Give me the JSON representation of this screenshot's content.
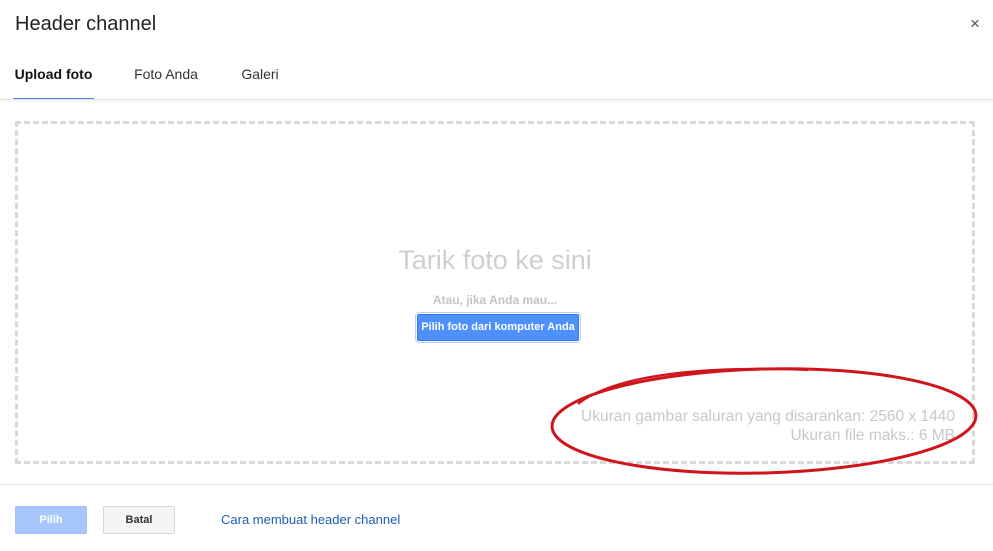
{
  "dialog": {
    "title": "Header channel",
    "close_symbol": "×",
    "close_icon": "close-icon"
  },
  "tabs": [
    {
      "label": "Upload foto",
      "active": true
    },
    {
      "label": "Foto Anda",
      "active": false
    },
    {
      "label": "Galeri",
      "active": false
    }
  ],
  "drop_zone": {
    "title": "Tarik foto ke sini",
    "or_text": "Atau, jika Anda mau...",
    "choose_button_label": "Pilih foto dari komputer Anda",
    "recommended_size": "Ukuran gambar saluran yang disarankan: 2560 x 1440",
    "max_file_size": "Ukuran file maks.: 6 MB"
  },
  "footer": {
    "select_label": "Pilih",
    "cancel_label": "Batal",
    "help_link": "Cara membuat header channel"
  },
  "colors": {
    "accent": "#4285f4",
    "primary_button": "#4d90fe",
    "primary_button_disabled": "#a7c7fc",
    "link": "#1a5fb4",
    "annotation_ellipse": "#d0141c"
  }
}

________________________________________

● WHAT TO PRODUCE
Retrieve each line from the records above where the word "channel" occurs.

● RESULT
    "title": "Header channel",
    "help_link": "Cara membuat header channel"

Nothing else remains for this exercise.